■ **Extracted records**
%%
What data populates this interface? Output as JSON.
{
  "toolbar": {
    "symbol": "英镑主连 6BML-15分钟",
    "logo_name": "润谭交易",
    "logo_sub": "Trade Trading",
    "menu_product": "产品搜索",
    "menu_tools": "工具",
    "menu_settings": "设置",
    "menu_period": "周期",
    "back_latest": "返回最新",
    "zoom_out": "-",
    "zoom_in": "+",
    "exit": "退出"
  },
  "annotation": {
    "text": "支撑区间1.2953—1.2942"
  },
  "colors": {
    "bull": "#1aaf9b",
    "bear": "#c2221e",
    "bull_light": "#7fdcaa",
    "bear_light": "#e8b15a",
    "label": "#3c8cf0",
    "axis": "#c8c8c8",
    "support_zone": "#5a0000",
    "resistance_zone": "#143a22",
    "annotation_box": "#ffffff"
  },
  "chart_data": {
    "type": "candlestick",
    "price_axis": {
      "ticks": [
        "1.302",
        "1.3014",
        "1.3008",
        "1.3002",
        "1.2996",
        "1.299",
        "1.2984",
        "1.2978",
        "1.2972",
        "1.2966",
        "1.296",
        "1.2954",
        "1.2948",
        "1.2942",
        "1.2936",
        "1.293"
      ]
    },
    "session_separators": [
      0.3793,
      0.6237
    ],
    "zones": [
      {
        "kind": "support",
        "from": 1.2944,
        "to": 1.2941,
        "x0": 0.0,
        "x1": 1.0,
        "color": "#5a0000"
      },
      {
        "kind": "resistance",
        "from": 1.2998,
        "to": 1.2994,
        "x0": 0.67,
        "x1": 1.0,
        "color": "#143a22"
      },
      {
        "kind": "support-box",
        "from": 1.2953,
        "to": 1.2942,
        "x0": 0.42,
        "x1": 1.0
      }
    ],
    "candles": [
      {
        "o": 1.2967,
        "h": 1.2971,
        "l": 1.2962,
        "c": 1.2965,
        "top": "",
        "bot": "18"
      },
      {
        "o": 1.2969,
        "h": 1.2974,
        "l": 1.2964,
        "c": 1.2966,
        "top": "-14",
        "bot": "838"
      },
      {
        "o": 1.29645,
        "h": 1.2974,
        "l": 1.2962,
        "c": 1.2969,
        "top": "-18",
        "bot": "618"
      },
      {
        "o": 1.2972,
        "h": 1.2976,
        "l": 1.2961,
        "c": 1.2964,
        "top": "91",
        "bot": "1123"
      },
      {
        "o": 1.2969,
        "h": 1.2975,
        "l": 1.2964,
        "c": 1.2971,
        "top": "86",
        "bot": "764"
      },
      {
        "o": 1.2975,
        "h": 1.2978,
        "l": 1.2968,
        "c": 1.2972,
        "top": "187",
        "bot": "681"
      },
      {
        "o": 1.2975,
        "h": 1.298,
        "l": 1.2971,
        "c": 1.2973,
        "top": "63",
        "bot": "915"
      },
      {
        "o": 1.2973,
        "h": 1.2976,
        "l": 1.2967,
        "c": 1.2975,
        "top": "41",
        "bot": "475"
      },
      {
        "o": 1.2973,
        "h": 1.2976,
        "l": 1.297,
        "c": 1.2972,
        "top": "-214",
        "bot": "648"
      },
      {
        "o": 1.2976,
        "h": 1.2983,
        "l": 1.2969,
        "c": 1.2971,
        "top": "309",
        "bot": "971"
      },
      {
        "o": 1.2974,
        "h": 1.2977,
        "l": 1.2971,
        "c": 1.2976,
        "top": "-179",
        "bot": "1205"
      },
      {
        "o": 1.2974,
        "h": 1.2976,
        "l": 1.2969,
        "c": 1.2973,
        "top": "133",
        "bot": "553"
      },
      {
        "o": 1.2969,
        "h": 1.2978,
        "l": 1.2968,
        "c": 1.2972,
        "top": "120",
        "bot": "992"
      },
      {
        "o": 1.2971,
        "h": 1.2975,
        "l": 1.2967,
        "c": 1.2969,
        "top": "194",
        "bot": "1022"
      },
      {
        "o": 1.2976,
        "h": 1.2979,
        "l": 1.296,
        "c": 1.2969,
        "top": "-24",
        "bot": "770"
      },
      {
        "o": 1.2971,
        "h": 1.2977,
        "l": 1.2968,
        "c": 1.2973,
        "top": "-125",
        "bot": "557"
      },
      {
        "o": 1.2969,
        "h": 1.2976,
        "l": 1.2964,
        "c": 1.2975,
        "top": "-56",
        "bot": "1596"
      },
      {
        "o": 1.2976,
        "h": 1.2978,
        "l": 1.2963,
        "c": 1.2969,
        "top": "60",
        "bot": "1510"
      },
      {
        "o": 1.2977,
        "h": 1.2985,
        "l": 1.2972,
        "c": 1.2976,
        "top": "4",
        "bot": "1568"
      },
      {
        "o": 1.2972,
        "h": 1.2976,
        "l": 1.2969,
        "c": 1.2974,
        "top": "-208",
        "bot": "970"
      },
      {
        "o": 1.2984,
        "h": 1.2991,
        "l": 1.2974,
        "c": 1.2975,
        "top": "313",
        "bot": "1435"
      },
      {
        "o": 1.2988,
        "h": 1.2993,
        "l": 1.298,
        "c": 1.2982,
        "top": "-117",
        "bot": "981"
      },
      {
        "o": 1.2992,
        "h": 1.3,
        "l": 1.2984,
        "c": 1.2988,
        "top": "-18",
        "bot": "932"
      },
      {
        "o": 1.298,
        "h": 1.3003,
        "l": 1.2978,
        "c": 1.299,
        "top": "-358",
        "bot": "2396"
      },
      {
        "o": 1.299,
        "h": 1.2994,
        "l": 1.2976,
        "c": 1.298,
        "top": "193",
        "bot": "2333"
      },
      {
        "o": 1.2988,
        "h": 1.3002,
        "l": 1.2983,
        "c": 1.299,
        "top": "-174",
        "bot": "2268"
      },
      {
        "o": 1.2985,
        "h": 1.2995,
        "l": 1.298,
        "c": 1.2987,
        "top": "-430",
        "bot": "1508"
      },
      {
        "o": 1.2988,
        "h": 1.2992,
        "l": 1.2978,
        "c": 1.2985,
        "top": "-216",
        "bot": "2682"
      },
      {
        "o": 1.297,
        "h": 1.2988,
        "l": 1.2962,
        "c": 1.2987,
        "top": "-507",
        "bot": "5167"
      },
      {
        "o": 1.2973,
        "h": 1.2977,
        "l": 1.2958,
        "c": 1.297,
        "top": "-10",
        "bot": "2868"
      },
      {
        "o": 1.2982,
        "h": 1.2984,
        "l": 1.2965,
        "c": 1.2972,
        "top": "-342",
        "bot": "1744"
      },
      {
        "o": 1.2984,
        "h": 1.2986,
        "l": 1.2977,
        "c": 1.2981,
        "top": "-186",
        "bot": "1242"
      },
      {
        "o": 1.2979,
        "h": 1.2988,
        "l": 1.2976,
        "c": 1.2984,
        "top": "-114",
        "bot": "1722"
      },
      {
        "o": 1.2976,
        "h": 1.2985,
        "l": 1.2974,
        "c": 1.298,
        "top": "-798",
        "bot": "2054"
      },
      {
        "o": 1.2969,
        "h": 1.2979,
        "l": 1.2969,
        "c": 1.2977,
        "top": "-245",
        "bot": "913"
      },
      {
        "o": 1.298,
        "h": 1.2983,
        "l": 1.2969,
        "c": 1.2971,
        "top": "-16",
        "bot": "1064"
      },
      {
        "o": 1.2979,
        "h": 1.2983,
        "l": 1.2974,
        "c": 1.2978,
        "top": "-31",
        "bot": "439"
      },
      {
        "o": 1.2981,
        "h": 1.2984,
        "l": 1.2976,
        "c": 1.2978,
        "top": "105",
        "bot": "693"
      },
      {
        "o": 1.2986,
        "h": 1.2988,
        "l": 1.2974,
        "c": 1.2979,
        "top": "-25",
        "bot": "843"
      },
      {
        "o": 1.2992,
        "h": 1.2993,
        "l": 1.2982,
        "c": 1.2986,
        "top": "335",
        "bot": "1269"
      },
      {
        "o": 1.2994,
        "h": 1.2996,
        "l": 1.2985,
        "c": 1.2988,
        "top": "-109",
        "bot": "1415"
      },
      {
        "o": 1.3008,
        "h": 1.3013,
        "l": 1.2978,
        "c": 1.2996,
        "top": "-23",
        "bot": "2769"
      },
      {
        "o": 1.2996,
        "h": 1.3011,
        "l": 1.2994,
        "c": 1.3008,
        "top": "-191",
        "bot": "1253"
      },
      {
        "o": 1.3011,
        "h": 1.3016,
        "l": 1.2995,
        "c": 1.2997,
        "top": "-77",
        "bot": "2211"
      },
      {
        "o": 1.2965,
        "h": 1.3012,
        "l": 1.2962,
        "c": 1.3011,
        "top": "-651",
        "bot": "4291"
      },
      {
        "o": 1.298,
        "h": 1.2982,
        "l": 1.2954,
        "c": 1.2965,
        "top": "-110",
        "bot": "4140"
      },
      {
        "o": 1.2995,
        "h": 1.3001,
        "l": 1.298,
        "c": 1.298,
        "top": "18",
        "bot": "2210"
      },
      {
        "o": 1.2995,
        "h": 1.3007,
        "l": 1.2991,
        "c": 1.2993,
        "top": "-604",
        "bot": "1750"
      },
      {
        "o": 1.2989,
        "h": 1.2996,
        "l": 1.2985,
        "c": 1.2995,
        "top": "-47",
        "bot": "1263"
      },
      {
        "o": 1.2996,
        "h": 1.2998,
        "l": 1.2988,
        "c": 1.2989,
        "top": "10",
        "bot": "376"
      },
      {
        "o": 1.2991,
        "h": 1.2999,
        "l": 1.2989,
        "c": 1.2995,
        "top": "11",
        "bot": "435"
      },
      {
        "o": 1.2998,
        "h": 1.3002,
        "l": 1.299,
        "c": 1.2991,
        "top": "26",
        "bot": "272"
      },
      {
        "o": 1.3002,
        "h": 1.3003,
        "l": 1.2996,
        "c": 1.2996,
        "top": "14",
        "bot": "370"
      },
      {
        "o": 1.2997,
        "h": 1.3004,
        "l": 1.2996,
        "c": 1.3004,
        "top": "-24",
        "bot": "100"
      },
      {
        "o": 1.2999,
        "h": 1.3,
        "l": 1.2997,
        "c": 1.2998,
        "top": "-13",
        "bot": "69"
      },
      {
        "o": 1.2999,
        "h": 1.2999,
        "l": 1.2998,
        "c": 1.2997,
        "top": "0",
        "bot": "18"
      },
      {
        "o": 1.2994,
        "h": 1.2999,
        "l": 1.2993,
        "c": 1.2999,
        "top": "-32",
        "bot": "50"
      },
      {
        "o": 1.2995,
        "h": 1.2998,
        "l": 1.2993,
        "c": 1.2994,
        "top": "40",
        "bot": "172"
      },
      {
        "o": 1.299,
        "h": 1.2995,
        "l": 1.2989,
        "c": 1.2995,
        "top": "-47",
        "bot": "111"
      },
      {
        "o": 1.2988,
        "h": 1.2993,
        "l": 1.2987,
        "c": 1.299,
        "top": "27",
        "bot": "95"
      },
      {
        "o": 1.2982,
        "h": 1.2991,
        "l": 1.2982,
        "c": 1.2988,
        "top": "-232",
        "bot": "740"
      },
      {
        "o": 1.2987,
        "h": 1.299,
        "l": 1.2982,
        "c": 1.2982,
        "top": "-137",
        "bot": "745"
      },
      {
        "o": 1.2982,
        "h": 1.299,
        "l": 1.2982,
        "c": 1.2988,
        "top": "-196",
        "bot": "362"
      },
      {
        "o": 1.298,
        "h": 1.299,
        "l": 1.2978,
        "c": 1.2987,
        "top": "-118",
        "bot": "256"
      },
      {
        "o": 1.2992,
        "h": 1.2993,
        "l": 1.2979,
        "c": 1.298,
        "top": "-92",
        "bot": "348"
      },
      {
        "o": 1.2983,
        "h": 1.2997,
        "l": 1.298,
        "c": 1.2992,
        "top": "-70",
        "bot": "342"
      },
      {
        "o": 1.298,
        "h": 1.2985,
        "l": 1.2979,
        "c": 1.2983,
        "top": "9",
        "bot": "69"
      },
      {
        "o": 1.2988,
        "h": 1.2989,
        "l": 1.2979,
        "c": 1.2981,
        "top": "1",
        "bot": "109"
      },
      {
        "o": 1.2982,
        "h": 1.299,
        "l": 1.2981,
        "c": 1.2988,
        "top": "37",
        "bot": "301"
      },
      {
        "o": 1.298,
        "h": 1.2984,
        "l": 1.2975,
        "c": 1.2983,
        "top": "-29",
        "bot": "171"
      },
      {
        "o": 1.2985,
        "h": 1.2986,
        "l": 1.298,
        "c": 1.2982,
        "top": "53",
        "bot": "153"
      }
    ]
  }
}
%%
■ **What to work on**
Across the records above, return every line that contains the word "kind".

■ **Reply**
        "kind": "support",
        "kind": "resistance",
        "kind": "support-box",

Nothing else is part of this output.